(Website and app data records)
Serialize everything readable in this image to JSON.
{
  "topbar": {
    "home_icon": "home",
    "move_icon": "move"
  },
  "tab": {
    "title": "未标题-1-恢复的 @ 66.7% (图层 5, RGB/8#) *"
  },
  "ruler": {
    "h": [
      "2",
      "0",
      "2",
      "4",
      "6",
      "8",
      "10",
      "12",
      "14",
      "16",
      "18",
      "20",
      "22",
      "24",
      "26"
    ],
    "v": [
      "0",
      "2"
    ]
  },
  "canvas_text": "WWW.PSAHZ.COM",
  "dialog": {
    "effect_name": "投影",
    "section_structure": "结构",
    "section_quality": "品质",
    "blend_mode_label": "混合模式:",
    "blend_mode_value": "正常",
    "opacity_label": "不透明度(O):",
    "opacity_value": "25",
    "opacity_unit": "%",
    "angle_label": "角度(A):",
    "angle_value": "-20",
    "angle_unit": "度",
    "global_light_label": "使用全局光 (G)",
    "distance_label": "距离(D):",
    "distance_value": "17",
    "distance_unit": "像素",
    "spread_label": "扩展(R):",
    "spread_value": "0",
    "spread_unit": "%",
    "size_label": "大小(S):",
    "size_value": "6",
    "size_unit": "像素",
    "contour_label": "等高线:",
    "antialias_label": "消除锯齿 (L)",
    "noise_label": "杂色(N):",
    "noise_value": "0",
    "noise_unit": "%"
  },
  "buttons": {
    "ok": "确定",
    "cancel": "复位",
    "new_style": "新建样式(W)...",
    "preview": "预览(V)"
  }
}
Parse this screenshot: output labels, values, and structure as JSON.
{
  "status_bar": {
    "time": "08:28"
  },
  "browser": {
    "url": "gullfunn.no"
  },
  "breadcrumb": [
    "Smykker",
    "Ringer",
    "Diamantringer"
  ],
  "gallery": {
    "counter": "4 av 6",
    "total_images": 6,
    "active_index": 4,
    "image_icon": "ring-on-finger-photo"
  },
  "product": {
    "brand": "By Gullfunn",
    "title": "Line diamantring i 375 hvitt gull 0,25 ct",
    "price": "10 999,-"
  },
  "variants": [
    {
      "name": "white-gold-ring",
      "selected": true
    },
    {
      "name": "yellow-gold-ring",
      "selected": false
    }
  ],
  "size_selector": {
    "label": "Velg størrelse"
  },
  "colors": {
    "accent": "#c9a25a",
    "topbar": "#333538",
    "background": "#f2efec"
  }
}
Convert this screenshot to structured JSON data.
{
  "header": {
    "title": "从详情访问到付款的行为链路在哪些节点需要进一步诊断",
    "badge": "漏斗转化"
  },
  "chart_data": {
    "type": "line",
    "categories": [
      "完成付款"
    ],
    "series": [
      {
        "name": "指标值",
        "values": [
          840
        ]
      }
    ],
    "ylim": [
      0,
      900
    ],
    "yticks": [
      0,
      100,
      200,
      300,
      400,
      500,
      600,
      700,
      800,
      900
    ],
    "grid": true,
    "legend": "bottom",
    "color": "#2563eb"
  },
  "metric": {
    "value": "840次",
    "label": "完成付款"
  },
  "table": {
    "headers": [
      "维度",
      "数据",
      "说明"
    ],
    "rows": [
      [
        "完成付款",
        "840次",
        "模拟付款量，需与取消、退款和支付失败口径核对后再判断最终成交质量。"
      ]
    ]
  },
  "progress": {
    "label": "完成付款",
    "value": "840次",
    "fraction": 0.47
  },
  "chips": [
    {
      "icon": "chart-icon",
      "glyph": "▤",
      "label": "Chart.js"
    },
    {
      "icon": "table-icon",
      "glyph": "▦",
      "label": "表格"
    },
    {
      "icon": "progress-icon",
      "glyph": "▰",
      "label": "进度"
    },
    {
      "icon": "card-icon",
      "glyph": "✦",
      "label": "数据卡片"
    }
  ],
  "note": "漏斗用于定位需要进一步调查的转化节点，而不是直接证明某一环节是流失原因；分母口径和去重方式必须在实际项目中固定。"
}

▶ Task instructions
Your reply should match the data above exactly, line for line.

▶ Solution to the exercise
Serialize everything readable in this image to JSON.
{
  "topbar": {
    "home_icon": "home",
    "move_icon": "move"
  },
  "tab": {
    "title": "未标题-1-恢复的 @ 66.7% (图层 5, RGB/8#) *"
  },
  "ruler": {
    "h": [
      "2",
      "0",
      "2",
      "4",
      "6",
      "8",
      "10",
      "12",
      "14",
      "16",
      "18",
      "20",
      "22",
      "24",
      "26"
    ],
    "v": [
      "0",
      "2"
    ]
  },
  "canvas_text": "WWW.PSAHZ.COM",
  "dialog": {
    "effect_name": "投影",
    "section_structure": "结构",
    "section_quality": "品质",
    "blend_mode_label": "混合模式:",
    "blend_mode_value": "正常",
    "opacity_label": "不透明度(O):",
    "opacity_value": "25",
    "opacity_unit": "%",
    "angle_label": "角度(A):",
    "angle_value": "-20",
    "angle_unit": "度",
    "global_light_label": "使用全局光 (G)",
    "distance_label": "距离(D):",
    "distance_value": "17",
    "distance_unit": "像素",
    "spread_label": "扩展(R):",
    "spread_value": "0",
    "spread_unit": "%",
    "size_label": "大小(S):",
    "size_value": "6",
    "size_unit": "像素",
    "contour_label": "等高线:",
    "antialias_label": "消除锯齿 (L)",
    "noise_label": "杂色(N):",
    "noise_value": "0",
    "noise_unit": "%"
  },
  "buttons": {
    "ok": "确定",
    "cancel": "复位",
    "new_style": "新建样式(W)...",
    "preview": "预览(V)"
  }
}
Parse this screenshot: output labels, values, and structure as JSON.
{
  "status_bar": {
    "time": "08:28"
  },
  "browser": {
    "url": "gullfunn.no"
  },
  "breadcrumb": [
    "Smykker",
    "Ringer",
    "Diamantringer"
  ],
  "gallery": {
    "counter": "4 av 6",
    "total_images": 6,
    "active_index": 4,
    "image_icon": "ring-on-finger-photo"
  },
  "product": {
    "brand": "By Gullfunn",
    "title": "Line diamantring i 375 hvitt gull 0,25 ct",
    "price": "10 999,-"
  },
  "variants": [
    {
      "name": "white-gold-ring",
      "selected": true
    },
    {
      "name": "yellow-gold-ring",
      "selected": false
    }
  ],
  "size_selector": {
    "label": "Velg størrelse"
  },
  "colors": {
    "accent": "#c9a25a",
    "topbar": "#333538",
    "background": "#f2efec"
  }
}
Convert this screenshot to structured JSON data.
{
  "header": {
    "title": "从详情访问到付款的行为链路在哪些节点需要进一步诊断",
    "badge": "漏斗转化"
  },
  "chart_data": {
    "type": "line",
    "categories": [
      "完成付款"
    ],
    "series": [
      {
        "name": "指标值",
        "values": [
          840
        ]
      }
    ],
    "ylim": [
      0,
      900
    ],
    "yticks": [
      0,
      100,
      200,
      300,
      400,
      500,
      600,
      700,
      800,
      900
    ],
    "grid": true,
    "legend": "bottom",
    "color": "#2563eb"
  },
  "metric": {
    "value": "840次",
    "label": "完成付款"
  },
  "table": {
    "headers": [
      "维度",
      "数据",
      "说明"
    ],
    "rows": [
      [
        "完成付款",
        "840次",
        "模拟付款量，需与取消、退款和支付失败口径核对后再判断最终成交质量。"
      ]
    ]
  },
  "progress": {
    "label": "完成付款",
    "value": "840次",
    "fraction": 0.47
  },
  "chips": [
    {
      "icon": "chart-icon",
      "glyph": "▤",
      "label": "Chart.js"
    },
    {
      "icon": "table-icon",
      "glyph": "▦",
      "label": "表格"
    },
    {
      "icon": "progress-icon",
      "glyph": "▰",
      "label": "进度"
    },
    {
      "icon": "card-icon",
      "glyph": "✦",
      "label": "数据卡片"
    }
  ],
  "note": "漏斗用于定位需要进一步调查的转化节点，而不是直接证明某一环节是流失原因；分母口径和去重方式必须在实际项目中固定。"
}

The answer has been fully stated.